Reflective thinking has been my lifelong companion and when it comes to any success as a music teacher of young children and a trainer of other music teachers, it has served me well. Deep into the online learning world— some six courses this past month alone for teachers in Canada, Russia, Hong Kong, Iran and two more for anyone within a reasonable time zone, the thinking side of what we do, how we do it and why we do it works well in the online format. Singing in canon, folk dancing, playing instrumental parts together is of course, ridiculous online, but good hearty talk about what sets Orff apart from business as usual and how one must be alert and vigilant when the old assumptions creep into your classroom—well, this is time well spent. So here’s my little intro. to the topic.
What is music? How does one learn it? How does one teach it?
Orff Schulwerk is nearing its 100thyear as a radical approach to music education. At the beginning of an Orff workshop, it’s worthwhile asking the above questions. By considering what music education had become when Orff set out with his revolutionary experiments, and what it mostly still is in traditional Western music teaching, we might better understand the far-reaching implications of this pedagogical approach. It is extremely difficult to teach as one has not been taught. Without careful attention, those assumptions we’ve inherited from our culture will keep re-appearing. By naming them, we have a chance of noticing how they affect our teaching.
See if the following describes how your culture views music, the way one learns music, the way youlearned music and the assumptions you grew up with.
• Music is a special talent that some people have and some people don’t.
• You begin studying music by choosing an instrument you want to learn.
• You learn that instrument mostly by taking a private lesson with a teacher or going to a special music class.
• You learn musical pieces composed by other people.
• You learn the pieces by reading music notation printed on pages.
• You practice daily by yourself anywhere from 30 minutes to many hours in order to master the pieces.
• The piece is finished when you can play it without a mistake.
• Your teacher will be the most interested in the students who are the most “talented” and work the hardest to practice.
• Your teacher may be strict, insult you and shame you to motivate you to practice more.
• If you work hard enough and get good enough, you will perform in high-pressure recitals and concerts where an audience pays money to hear you and sits quietly while you play.
Since we go to concerts and buy CD’s and some of us enjoy playing Bach, Chopin and others, something about this system works. But not enough.
Enter Orff Schulwerk. The Orff idea of music and music education is diametrically opposed to almost all of the above. Consider:
• Music is not a special talent, but a human faculty all possess. It is an intelligence, a language, a means of speaking before words coming and speaking beyond where they can go.
• All levels of musical expression are welcomed. Though talent, aptitude and practice are appreciated, a student playing an inspired improvised melody on the glockenspiel deserves the same attention as the virtuoso mastering Rachmaninoff.
• Music is learned through direct experiences in the body and through the ear. Sound comes before symbol, speaking music comes before reading and writing it.
• Music is learned in group, community experiences, not in isolated practice rooms. Playing together in the group is the main form of practicing.

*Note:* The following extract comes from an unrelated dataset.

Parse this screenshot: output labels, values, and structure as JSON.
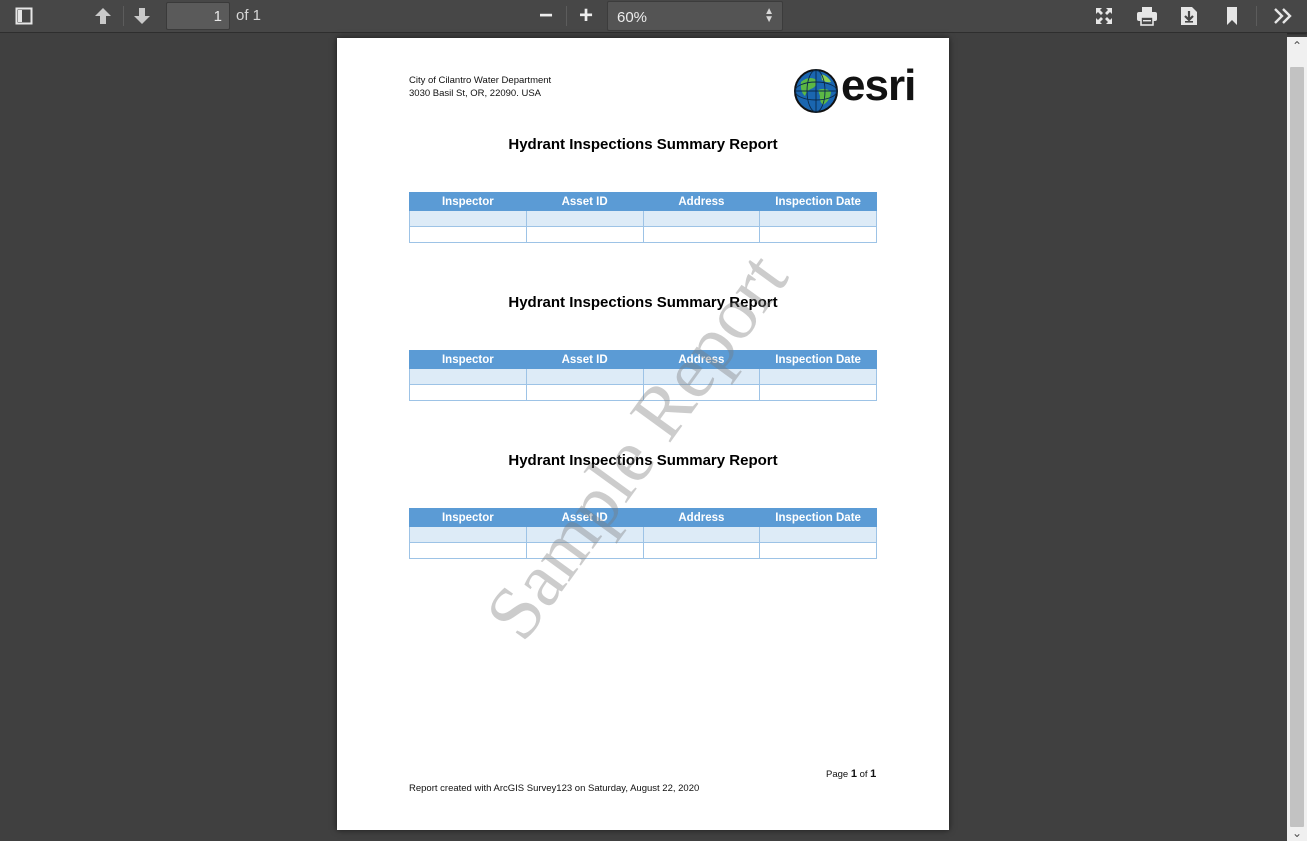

• A piece is never “finished,” but is always the beginning of the next possibility— improvisation, re-composition, dance choreography, integrated arts, etc.
• Making mistakes is essential and improvising into new territory is more important than playing perfectly notes someone else has given you.
• Love and humor set the tone of the class. The teacher can, and should, have strict standards and expectations, but creates a playful atmosphere to achieve them. No place for fear in the music class—or any class.
• Performance is part of the learning, but it is more a sharing to refresh the community than a test to pass.
• Music is not confined to any single instrument and is best learned through a wide variety of media— hence, Play, Sing & Dance.
Each set of values has their gifts and shortcomings and in the real world, both can co-exist together. But there is no question that the Orff approach is not only more inclusive, more welcoming, more fun, more motivating, more following the natural ways children learn, more community-minded, it also can help produce better musicians who can understand more fully what they’re playing, hear it more clearly, feel it more deeply and express it with more nuance. Naturally, those who choose music as a profession will often need some of the disciplines of the first—some long hours of solitary practice, reading skills, mastering note-perfect challenging compositions, but an Orff foundation will help them in their pursuits.
It is worth noting that It is challenging for those brought up in the first set of values to try to teach the second set. By naming these principles above, we can be more aware of those times when we just teach as we’ve been taught. When your class does not go well, the students seem bored or frustrated, consult the list above and change your teaching.
Both you and your students will be happy you did.